Abbey Road Keyboards'' Combinator patches combine multisampled NN-XT patches for individual mic placements with mixing, effects processing, and global controls.
The Abbey Road Keyboards ReFill ($229) for Propellerhead Reason is an exquisite collection of sampled vintage keyboards. All of these keyboards have been featured in countless popular recordings and film scores over the last half century. For this library, they were recorded in Abbey Road's Studio Two using classic and modern mics along with the console and signal processing that made these instruments famous.
The ReFill comes in 16- and 24-bit versions, and you can keep them both installed as long as Reason can't see them simultaneously. That's nice when you need 16-bit economy for tracking but want 24-bit quality in the final mix. For documentation you get a PDF Quickstart guide, which is all you need to use the library. As a bonus, you get a 40-page color booklet by Mark Vail detailing how the library was made. Installation is drag-and-drop with online registration needed to access updates.
The ReFill is built around Reason NN-XT sampler patches. Each NN-XT patch captures one instrument with one mic placement. Samples are taken at every third note on average and at four or five Velocity levels. Additional samples of characteristics such as hammer noise and release resonance are included where appropriate. Propellerhead calls this multimiked multisampling method Hypersampling. In contrast to gigantic sampled-piano libraries, which capture every note at ten or more Velocities with separate sustain-resonance samples, this library is fairly compact (1.7 GB or 4.2 GB depending on the bit rate), but for the included instruments and intended purpose, it does the job nicely.
You can use the NN-XT patches right out of the box, but you'll more often want to combine several mic placements and throw in a bit of processing. For that you get Combinators containing preconfigured setups in four categories: Preset, Producer, Style, and Template. Preset Combinators typically include two or three mic placements along with basic processing such as EQ and compression. Producer Combinators are similar but offer more mic placements and are designed to blend into a mix. Style Combinators aim to emulate sounds used in classic songs. Their names hint at the source, and they often use several instruments and more-extreme processing. They make good starting points for creative sound design. Template Combinators contain empty NN-XT samplers ready for you to load with patches of your choice.
Abbey Vintage 1960

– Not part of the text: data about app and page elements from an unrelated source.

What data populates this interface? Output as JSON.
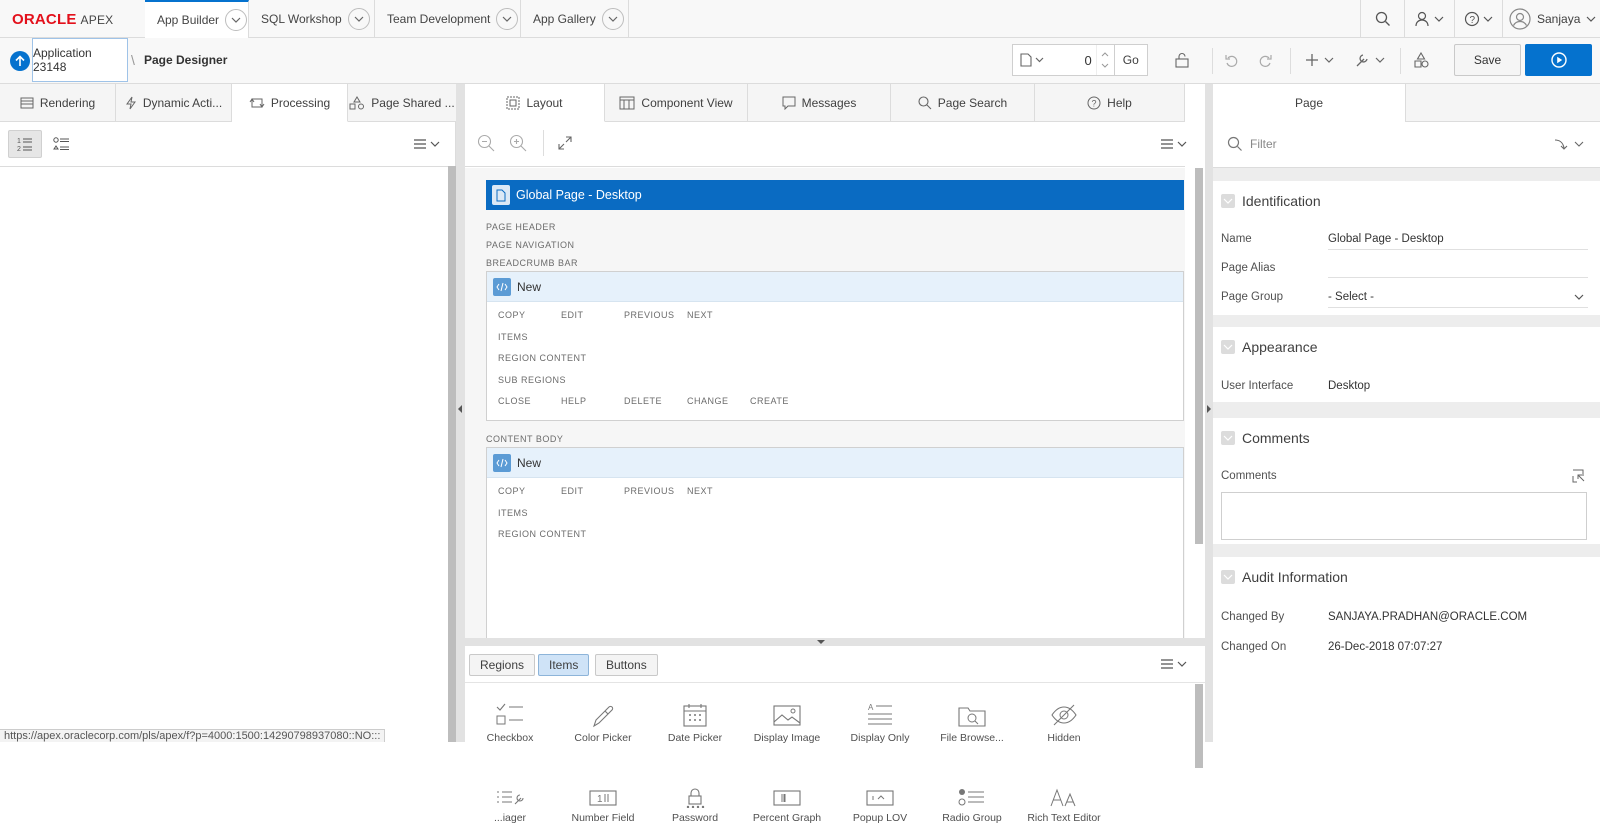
{
  "nav": {
    "logo_oracle": "ORACLE",
    "logo_apex": "APEX",
    "tabs": [
      "App Builder",
      "SQL Workshop",
      "Team Development",
      "App Gallery"
    ],
    "user": "Sanjaya"
  },
  "toolbar": {
    "breadcrumb_app": "Application 23148",
    "breadcrumb_sep": "\\",
    "breadcrumb_page": "Page Designer",
    "page_number": "0",
    "go_label": "Go",
    "save_label": "Save"
  },
  "left": {
    "tabs": [
      "Rendering",
      "Dynamic Acti...",
      "Processing",
      "Page Shared ..."
    ],
    "active_tab": "Processing"
  },
  "center": {
    "tabs": [
      "Layout",
      "Component View",
      "Messages",
      "Page Search",
      "Help"
    ],
    "page_title": "Global Page - Desktop",
    "labels": {
      "page_header": "PAGE HEADER",
      "page_navigation": "PAGE NAVIGATION",
      "breadcrumb_bar": "BREADCRUMB BAR",
      "content_body": "CONTENT BODY"
    },
    "region1": {
      "title": "New",
      "positions": {
        "copy": "COPY",
        "edit": "EDIT",
        "previous": "PREVIOUS",
        "next": "NEXT",
        "items": "ITEMS",
        "region_content": "REGION CONTENT",
        "sub_regions": "SUB REGIONS",
        "close": "CLOSE",
        "help": "HELP",
        "delete": "DELETE",
        "change": "CHANGE",
        "create": "CREATE"
      }
    },
    "region2": {
      "title": "New",
      "positions": {
        "copy": "COPY",
        "edit": "EDIT",
        "previous": "PREVIOUS",
        "next": "NEXT",
        "items": "ITEMS",
        "region_content": "REGION CONTENT"
      }
    },
    "gallery_tabs": [
      "Regions",
      "Items",
      "Buttons"
    ],
    "gallery_selected": "Items",
    "gallery_row1": [
      "Checkbox",
      "Color Picker",
      "Date Picker",
      "Display Image",
      "Display Only",
      "File Browse...",
      "Hidden"
    ],
    "gallery_row2": [
      "...iager",
      "Number Field",
      "Password",
      "Percent Graph",
      "Popup LOV",
      "Radio Group",
      "Rich Text Editor"
    ]
  },
  "right": {
    "tab": "Page",
    "filter_placeholder": "Filter",
    "identification": {
      "title": "Identification",
      "name_label": "Name",
      "name_value": "Global Page - Desktop",
      "alias_label": "Page Alias",
      "alias_value": "",
      "group_label": "Page Group",
      "group_value": "- Select -"
    },
    "appearance": {
      "title": "Appearance",
      "ui_label": "User Interface",
      "ui_value": "Desktop"
    },
    "comments": {
      "title": "Comments",
      "comments_label": "Comments"
    },
    "audit": {
      "title": "Audit Information",
      "changed_by_label": "Changed By",
      "changed_by_value": "SANJAYA.PRADHAN@ORACLE.COM",
      "changed_on_label": "Changed On",
      "changed_on_value": "26-Dec-2018 07:07:27"
    }
  },
  "status_url": "https://apex.oraclecorp.com/pls/apex/f?p=4000:1500:14290798937080::NO:::",
  "colors": {
    "accent": "#0572ce",
    "oracle_red": "#e3101b",
    "region_header": "#e6f1fb",
    "selected_button": "#cfe3f7"
  }
}
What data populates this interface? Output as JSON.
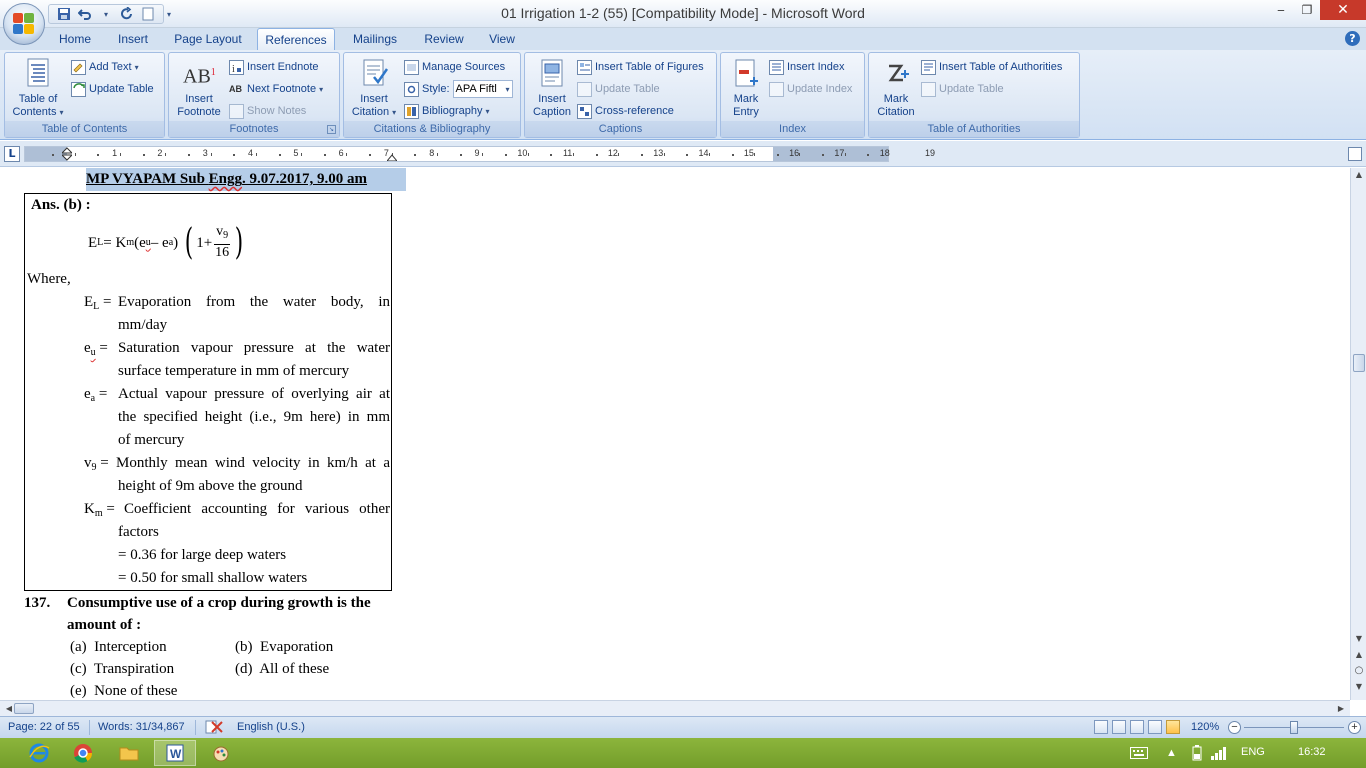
{
  "window": {
    "title": "01 Irrigation 1-2 (55) [Compatibility Mode] - Microsoft Word",
    "minimize": "‒",
    "restore": "❐",
    "close": "✕"
  },
  "qat": {
    "save": "💾",
    "undo": "↶",
    "dropdown": "▾",
    "redo": "↻",
    "customize": "▾"
  },
  "tabs": [
    {
      "label": "Home"
    },
    {
      "label": "Insert"
    },
    {
      "label": "Page Layout"
    },
    {
      "label": "References"
    },
    {
      "label": "Mailings"
    },
    {
      "label": "Review"
    },
    {
      "label": "View"
    }
  ],
  "help": "?",
  "ribbon": {
    "toc_group": {
      "label": "Table of Contents",
      "table_of_contents": "Table of",
      "table_of_contents_2": "Contents",
      "add_text": "Add Text",
      "update_table": "Update Table"
    },
    "footnotes_group": {
      "label": "Footnotes",
      "insert_footnote": "Insert",
      "insert_footnote_2": "Footnote",
      "insert_endnote": "Insert Endnote",
      "next_footnote": "Next Footnote",
      "show_notes": "Show Notes",
      "icon_text": "AB",
      "icon_sup": "1",
      "next_icon": "AB"
    },
    "citations_group": {
      "label": "Citations & Bibliography",
      "insert_citation": "Insert",
      "insert_citation_2": "Citation",
      "manage_sources": "Manage Sources",
      "style_label": "Style:",
      "style_value": "APA Fiftl",
      "bibliography": "Bibliography"
    },
    "captions_group": {
      "label": "Captions",
      "insert_caption": "Insert",
      "insert_caption_2": "Caption",
      "insert_table_of_figures": "Insert Table of Figures",
      "update_table": "Update Table",
      "cross_reference": "Cross-reference"
    },
    "index_group": {
      "label": "Index",
      "mark_entry": "Mark",
      "mark_entry_2": "Entry",
      "insert_index": "Insert Index",
      "update_index": "Update Index"
    },
    "toa_group": {
      "label": "Table of Authorities",
      "mark_citation": "Mark",
      "mark_citation_2": "Citation",
      "insert_toa": "Insert Table of Authorities",
      "update_table": "Update Table"
    }
  },
  "ruler": {
    "tab_selector": "L",
    "numbers": [
      "1",
      "2",
      "3",
      "4",
      "5",
      "6",
      "7",
      "8",
      "9",
      "10",
      "11",
      "12",
      "13",
      "14",
      "15",
      "16",
      "17",
      "18",
      "19"
    ]
  },
  "document": {
    "heading": "MP VYAPAM Sub Engg. 9.07.2017, 9.00 am",
    "heading_pre": "MP VYAPAM Sub ",
    "heading_engg": "Engg",
    "heading_post": ". 9.07.2017, 9.00 am",
    "answer_label": "Ans. (b) :",
    "formula": {
      "lhs": "E",
      "lhs_sub": "L",
      "eq": " = K",
      "k_sub": "m",
      "paren_open": " (e",
      "e1_sub": "u",
      "minus": " – e",
      "e2_sub": "a",
      "paren_close": ")",
      "one_plus": "1+",
      "frac_num": "v",
      "frac_num_sub": "9",
      "frac_den": "16"
    },
    "where": "Where,",
    "definitions": [
      {
        "sym": "E",
        "sub": "L",
        "eq": " =",
        "lines": [
          "Evaporation from the water body, in",
          "mm/day"
        ]
      },
      {
        "sym": "e",
        "sub": "u",
        "eq": " =",
        "lines": [
          "Saturation vapour pressure at the water",
          "surface temperature in mm of mercury"
        ]
      },
      {
        "sym": "e",
        "sub": "a",
        "eq": " =",
        "lines": [
          "Actual vapour pressure of overlying air at",
          "the specified height (i.e., 9m here) in mm",
          "of mercury"
        ]
      },
      {
        "sym": "v",
        "sub": "9",
        "eq": " =",
        "lines": [
          "Monthly mean wind velocity in km/h at a",
          "height of 9m above the ground"
        ]
      },
      {
        "sym": "K",
        "sub": "m",
        "eq": " =",
        "lines": [
          "Coefficient accounting for various other",
          "factors",
          "= 0.36 for large deep waters",
          "= 0.50 for small shallow waters"
        ]
      }
    ],
    "question": {
      "number": "137.",
      "text_line1": "Consumptive use of a crop during growth is the",
      "text_line2": "amount of :",
      "options": [
        {
          "key": "(a)",
          "text": "Interception"
        },
        {
          "key": "(b)",
          "text": "Evaporation"
        },
        {
          "key": "(c)",
          "text": "Transpiration"
        },
        {
          "key": "(d)",
          "text": "All of these"
        },
        {
          "key": "(e)",
          "text": "None of these"
        }
      ]
    }
  },
  "statusbar": {
    "page": "Page: 22 of 55",
    "words": "Words: 31/34,867",
    "language": "English (U.S.)",
    "zoom": "120%",
    "zoom_minus": "−",
    "zoom_plus": "+"
  },
  "taskbar": {
    "language": "ENG",
    "time": "16:32"
  },
  "colors": {
    "accent": "#15428b",
    "highlight": "#b5cde8",
    "close": "#c7392a",
    "taskbar": "#7ca432"
  }
}
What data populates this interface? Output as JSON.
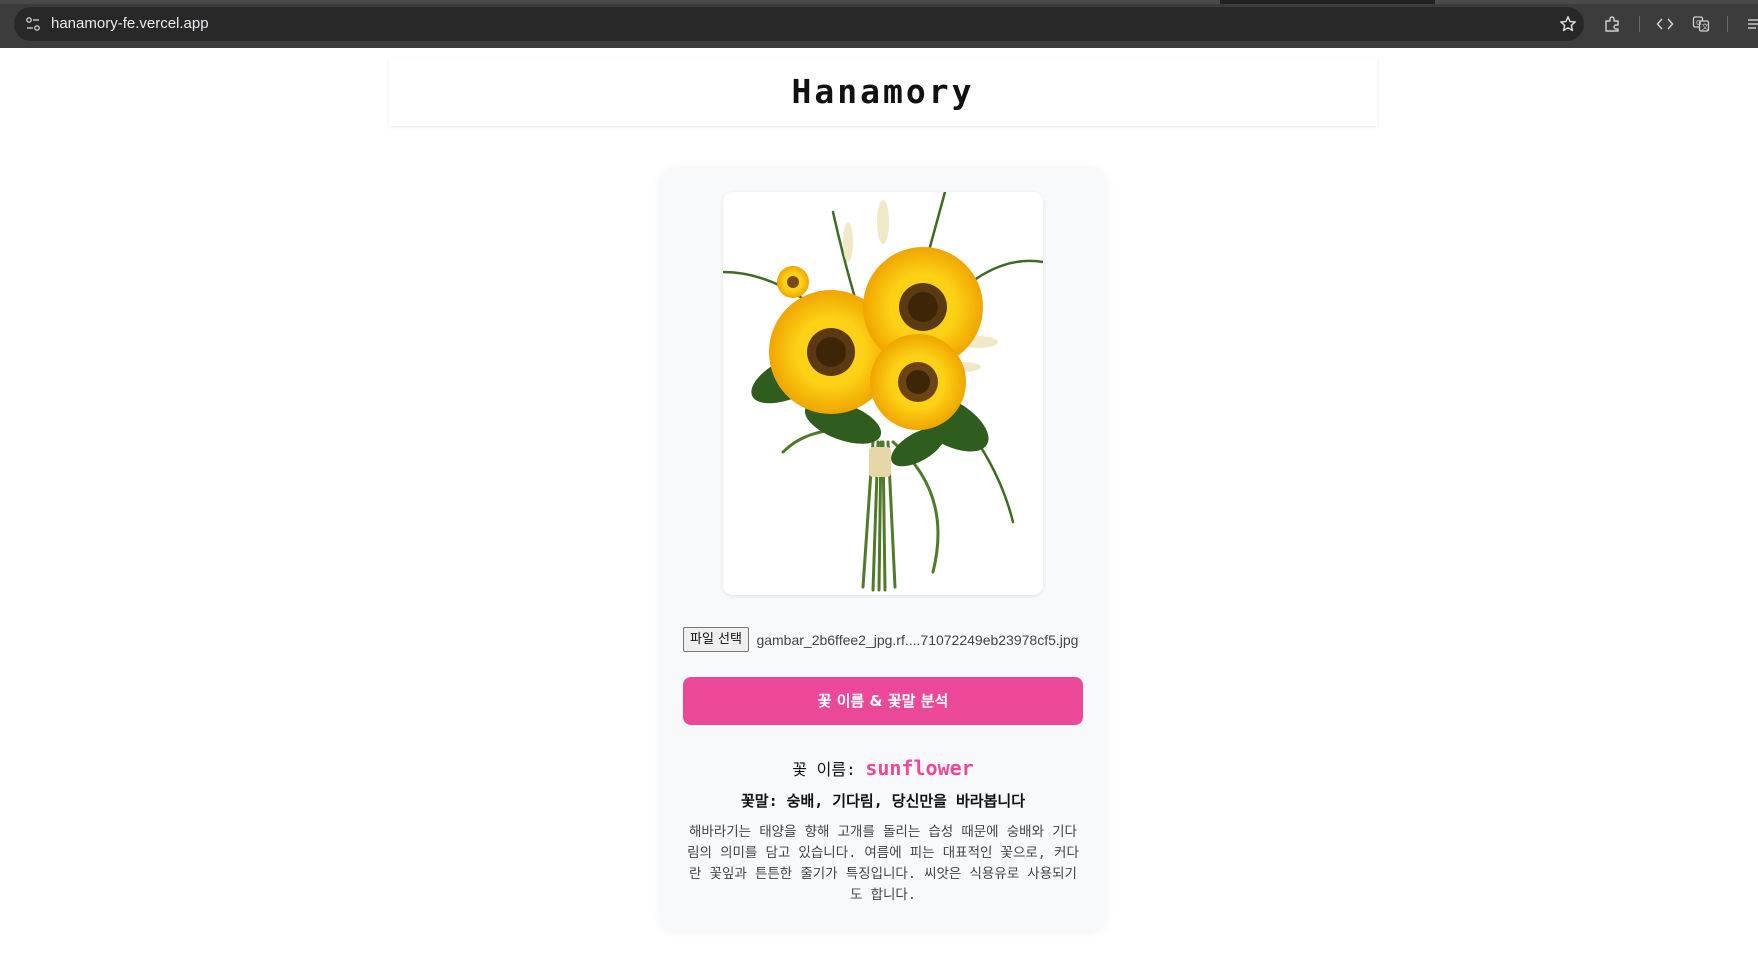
{
  "browser": {
    "url": "hanamory-fe.vercel.app",
    "icons": [
      "site-info-icon",
      "bookmark-star-icon",
      "extensions-icon",
      "devtools-icon",
      "translate-icon",
      "side-panel-icon"
    ]
  },
  "header": {
    "title": "Hanamory"
  },
  "upload": {
    "choose_file_label": "파일 선택",
    "file_name": "gambar_2b6ffee2_jpg.rf....71072249eb23978cf5.jpg"
  },
  "analyze_button_label": "꽃 이름 & 꽃말 분석",
  "result": {
    "name_label": "꽃 이름:",
    "name_value": "sunflower",
    "meaning": "꽃말: 숭배, 기다림, 당신만을 바라봅니다",
    "description": "해바라기는 태양을 향해 고개를 돌리는 습성 때문에 숭배와 기다림의 의미를 담고 있습니다. 여름에 피는 대표적인 꽃으로, 커다란 꽃잎과 튼튼한 줄기가 특징입니다. 씨앗은 식용유로 사용되기도 합니다."
  },
  "colors": {
    "accent": "#ec4899",
    "card_background": "#f8f9fb",
    "browser_bar": "#3c3c3c"
  }
}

The library samples seven instruments — two upright pianos, two organs, a celesta, tubular bells, and a Mellotron. The Steinway upright, called Mrs. Mills Piano, is out of tune and has a hard sound owing to its lacquered hammers. On the other hand, the Challen Studio Piano is warm and woody sounding with lots of sustain. The organ, a Hammond RT3, is larger than a B-3 and has more features, but it has the same distinctive Hammond sound. It is sampled through a Leslie Model 122. The Mannborg Harmonium is a pedal-driven reed organ with a split keyboard for playing different reed combinations and knee levers (replicated by the MIDI Mod Wheel) to alter the timbre.
The Schiedmayer celesta and Premier tubular bells are bell-like instruments. The celesta has a soft, intimate sound, whereas the tubular bells are in your face and ring forever.
Before there were samplers, there was the Mellotron — heard on countless records, usually noisy, and often out of tune. In short, its 35 keys control 35 tape transports to play sounds recorded on 6-foot strips of tape. These are not tape loops; hold a key too long, and the tape runs out. Here you get Mellotron M400 flute, cello, and strings.
In addition to the wonderful collection of vintage keyboards, two things set Abbey Road Keyboards apart from the pack. The first is the Hypersampling technique of creating a separate multisampled instrument for each mic placement. That gives you unprecedented real-time control over ambience (see Web Clip 1). Being able to combine several multisampled instruments along with a selection of effects in a Combinator, a process akin to creating modular presets, is the second important advance (see Web Clip 2). The included Combinator patches offer a tantalizing preview of where a little imagination can take you with this ReFill.
Value (1 through 5): 4
Web Clips: Listen to audio clips played by Abbey Road Keyboards 1.1